TASK DESCRIPTION –
Give the data again, word for word.

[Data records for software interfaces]
>>>>

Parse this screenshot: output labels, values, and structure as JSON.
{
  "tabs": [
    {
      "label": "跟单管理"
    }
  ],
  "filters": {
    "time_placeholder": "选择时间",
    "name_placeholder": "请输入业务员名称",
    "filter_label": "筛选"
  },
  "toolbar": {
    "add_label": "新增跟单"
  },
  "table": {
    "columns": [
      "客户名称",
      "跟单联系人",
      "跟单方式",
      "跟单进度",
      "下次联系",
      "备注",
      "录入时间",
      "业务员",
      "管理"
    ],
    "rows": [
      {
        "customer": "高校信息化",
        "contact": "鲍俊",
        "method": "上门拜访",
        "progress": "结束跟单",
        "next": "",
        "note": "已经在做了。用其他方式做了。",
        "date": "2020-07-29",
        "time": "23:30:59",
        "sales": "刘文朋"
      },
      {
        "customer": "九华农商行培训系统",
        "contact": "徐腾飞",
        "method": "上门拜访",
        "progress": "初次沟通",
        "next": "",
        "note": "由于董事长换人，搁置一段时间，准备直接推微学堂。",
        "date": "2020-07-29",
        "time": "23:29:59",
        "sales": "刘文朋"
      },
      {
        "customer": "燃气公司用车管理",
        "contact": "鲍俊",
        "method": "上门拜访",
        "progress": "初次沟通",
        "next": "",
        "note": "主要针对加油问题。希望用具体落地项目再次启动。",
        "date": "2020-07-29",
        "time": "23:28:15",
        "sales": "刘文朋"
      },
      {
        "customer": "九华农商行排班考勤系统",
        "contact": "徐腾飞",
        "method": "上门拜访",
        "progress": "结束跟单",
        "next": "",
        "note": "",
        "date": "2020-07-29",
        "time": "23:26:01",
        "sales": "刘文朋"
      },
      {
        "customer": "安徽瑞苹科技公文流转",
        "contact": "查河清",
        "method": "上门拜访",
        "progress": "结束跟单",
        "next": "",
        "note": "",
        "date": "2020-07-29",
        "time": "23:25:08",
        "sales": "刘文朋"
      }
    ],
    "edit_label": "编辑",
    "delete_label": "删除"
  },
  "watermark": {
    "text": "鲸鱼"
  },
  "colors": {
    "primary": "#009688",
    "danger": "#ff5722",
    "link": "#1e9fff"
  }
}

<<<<

EXERCISE SOLUTION –
Parse this screenshot: output labels, values, and structure as JSON.
{
  "tabs": [
    {
      "label": "跟单管理"
    }
  ],
  "filters": {
    "time_placeholder": "选择时间",
    "name_placeholder": "请输入业务员名称",
    "filter_label": "筛选"
  },
  "toolbar": {
    "add_label": "新增跟单"
  },
  "table": {
    "columns": [
      "客户名称",
      "跟单联系人",
      "跟单方式",
      "跟单进度",
      "下次联系",
      "备注",
      "录入时间",
      "业务员",
      "管理"
    ],
    "rows": [
      {
        "customer": "高校信息化",
        "contact": "鲍俊",
        "method": "上门拜访",
        "progress": "结束跟单",
        "next": "",
        "note": "已经在做了。用其他方式做了。",
        "date": "2020-07-29",
        "time": "23:30:59",
        "sales": "刘文朋"
      },
      {
        "customer": "九华农商行培训系统",
        "contact": "徐腾飞",
        "method": "上门拜访",
        "progress": "初次沟通",
        "next": "",
        "note": "由于董事长换人，搁置一段时间，准备直接推微学堂。",
        "date": "2020-07-29",
        "time": "23:29:59",
        "sales": "刘文朋"
      },
      {
        "customer": "燃气公司用车管理",
        "contact": "鲍俊",
        "method": "上门拜访",
        "progress": "初次沟通",
        "next": "",
        "note": "主要针对加油问题。希望用具体落地项目再次启动。",
        "date": "2020-07-29",
        "time": "23:28:15",
        "sales": "刘文朋"
      },
      {
        "customer": "九华农商行排班考勤系统",
        "contact": "徐腾飞",
        "method": "上门拜访",
        "progress": "结束跟单",
        "next": "",
        "note": "",
        "date": "2020-07-29",
        "time": "23:26:01",
        "sales": "刘文朋"
      },
      {
        "customer": "安徽瑞苹科技公文流转",
        "contact": "查河清",
        "method": "上门拜访",
        "progress": "结束跟单",
        "next": "",
        "note": "",
        "date": "2020-07-29",
        "time": "23:25:08",
        "sales": "刘文朋"
      }
    ],
    "edit_label": "编辑",
    "delete_label": "删除"
  },
  "watermark": {
    "text": "鲸鱼"
  },
  "colors": {
    "primary": "#009688",
    "danger": "#ff5722",
    "link": "#1e9fff"
  }
}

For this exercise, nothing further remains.